*** Opening of Source information ***
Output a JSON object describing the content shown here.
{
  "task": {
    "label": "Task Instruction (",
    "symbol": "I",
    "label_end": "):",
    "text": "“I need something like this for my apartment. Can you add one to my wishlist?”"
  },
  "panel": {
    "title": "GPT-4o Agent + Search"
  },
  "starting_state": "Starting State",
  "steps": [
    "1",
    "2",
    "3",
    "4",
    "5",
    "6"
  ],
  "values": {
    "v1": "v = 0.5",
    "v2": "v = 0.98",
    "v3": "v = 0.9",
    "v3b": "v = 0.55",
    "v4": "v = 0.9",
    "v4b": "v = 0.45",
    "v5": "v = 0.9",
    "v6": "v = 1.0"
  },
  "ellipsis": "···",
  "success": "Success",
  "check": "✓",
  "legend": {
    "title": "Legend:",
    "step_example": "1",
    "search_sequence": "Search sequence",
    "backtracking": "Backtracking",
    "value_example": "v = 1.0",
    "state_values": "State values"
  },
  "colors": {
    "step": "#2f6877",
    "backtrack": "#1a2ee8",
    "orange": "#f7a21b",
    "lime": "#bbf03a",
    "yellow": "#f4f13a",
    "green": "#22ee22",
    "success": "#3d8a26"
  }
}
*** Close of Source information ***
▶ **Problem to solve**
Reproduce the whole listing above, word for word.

▶ **Output below**
Output a JSON object describing the content shown here.
{
  "task": {
    "label": "Task Instruction (",
    "symbol": "I",
    "label_end": "):",
    "text": "“I need something like this for my apartment. Can you add one to my wishlist?”"
  },
  "panel": {
    "title": "GPT-4o Agent + Search"
  },
  "starting_state": "Starting State",
  "steps": [
    "1",
    "2",
    "3",
    "4",
    "5",
    "6"
  ],
  "values": {
    "v1": "v = 0.5",
    "v2": "v = 0.98",
    "v3": "v = 0.9",
    "v3b": "v = 0.55",
    "v4": "v = 0.9",
    "v4b": "v = 0.45",
    "v5": "v = 0.9",
    "v6": "v = 1.0"
  },
  "ellipsis": "···",
  "success": "Success",
  "check": "✓",
  "legend": {
    "title": "Legend:",
    "step_example": "1",
    "search_sequence": "Search sequence",
    "backtracking": "Backtracking",
    "value_example": "v = 1.0",
    "state_values": "State values"
  },
  "colors": {
    "step": "#2f6877",
    "backtrack": "#1a2ee8",
    "orange": "#f7a21b",
    "lime": "#bbf03a",
    "yellow": "#f4f13a",
    "green": "#22ee22",
    "success": "#3d8a26"
  }
}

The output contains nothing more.